The last problem occurs most often when voters covered by UOCAVA have requested a ballot electronically and the electronic ballot is printed by the voter. Ballots printed by voters are typically not on paper that is the same weight or size as the paper ballot a voter would receive at a local election office and are often printed on A-4 sized paper, which is the global paper standard size outside the U.S. Additionally, some voters either reduce or enlarge the ballot prior to printing with both actions reducing image quality.
In anticipation of receiving these potentially damaged ballots or those rendered unreadable by ballot tabulation equipment, election officials work to ensure that processes, procedures, trained team members and any desired technology solutions are in place in local election offices before each election.
What ballot duplication is NOT
It’s important to note that the term duplication or replication should not be interpreted as a type of corrupt process to create additional ballots, either voted or unvoted. Ballot Duplication is simply the transcribing of damaged or otherwise machine-unreadable ballots as described above so that these ballots can be tabulated with the others. The ballots cast by UOCAVA, absentee and other remote voters are more likely to fall into one or more of these four problem areas, thus the ballot duplication process is utilized to ensure these ballots will be counted as cast, enabling these voters to exercise their franchise.
Why are we talking about ballot duplication in 2020?
Ballot duplication — or ballot transcription — is part of an election official’s contingency planning process. At its core, ballot duplication is an example of election administration contingency planning in action.
OVI’s December 2019 report, “Examining the Sustainability of Balloting Solutions for Military & Overseas Voting,” noted, “States are under increasing legislative pressure to have contingency plans for all aspects of their election systems, including UOCAVA balloting solutions, due to recent national disasters such as Hurricane Sandy, Hurricane Maria and Hurricane Dorian, and global threats of terrorism, civil disobedience, cyberattacks and mail service disruptions.”

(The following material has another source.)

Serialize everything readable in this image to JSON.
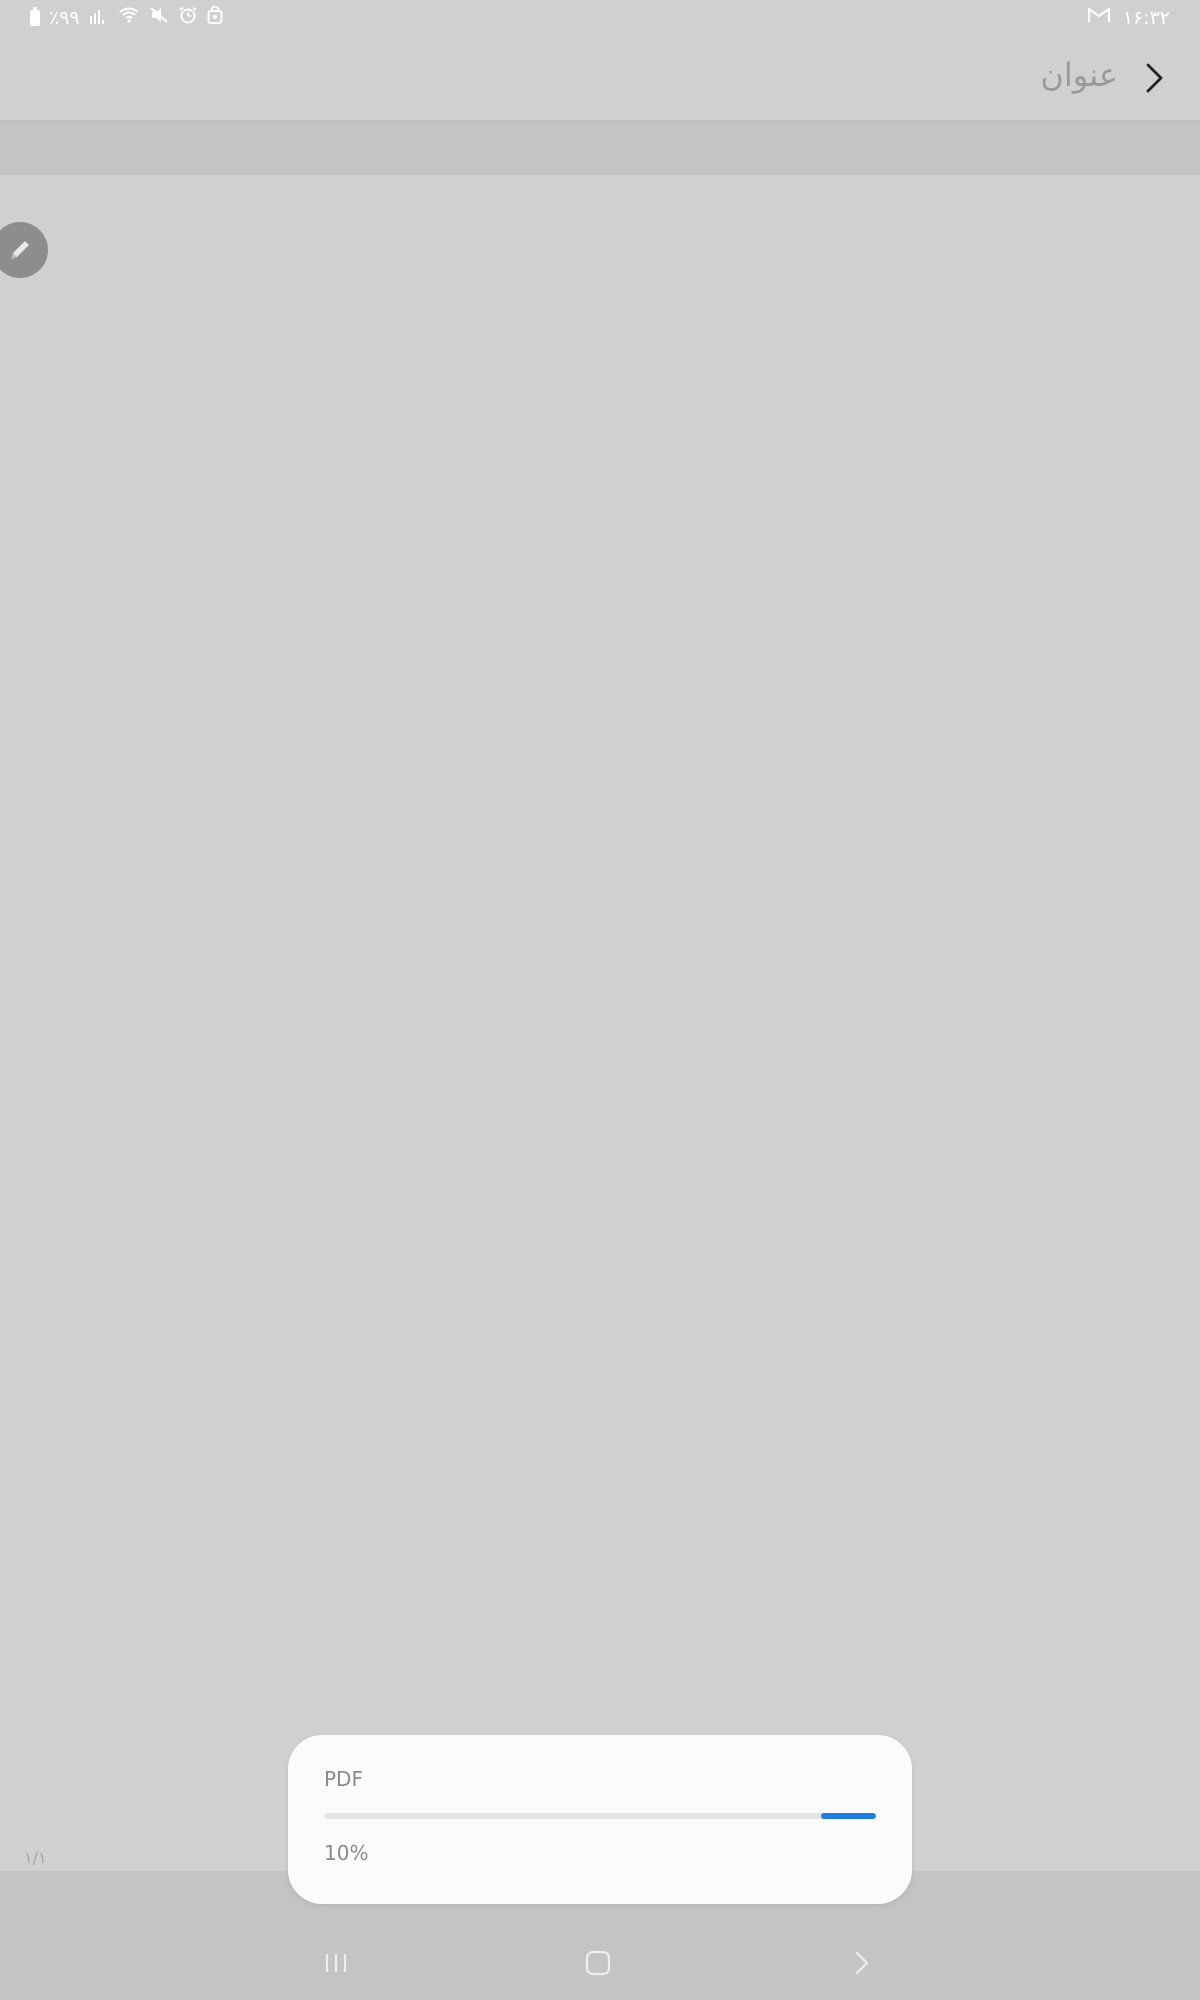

While this report does not specifically mention a worldwide pandemic in its list of global threats, the report’s reference to the importance of contingency planning in all aspects of election administration is all too applicable to the COVID-19 crisis of 2020.
Precipitated by the COVID-19 pandemic, some states and local jurisdictions have moved to a by-mail or ballot drop-off voting process, either eliminating or reducing in-person voting at a polling place. Others have expanded their absentee voting programs. These states and local jurisdictions are either incorporating no-excuse absentee voting into their voting programs or expanding legally allowable reasons for voters to cast their ballots remotely to include COVID-19 concerns.
As a result, local election officials nationwide may receive higher volumes of ballots in the mail. Many of these ballots may fall into the problem areas described above and thus cannot be read by tabulation equipment. It is safe to say that more remote voting will result in more overall usage of ballot duplication solutions to count these ballots.
This article is the first in a series of posts on the topic of Ballot Duplication. In the next installment, we will share important new recommendations from the OVI Sustainability of UOCAVA Balloting Solutions Subgroup members to help election officials improve their ballot duplication process and hopefully lessen the need for it over time.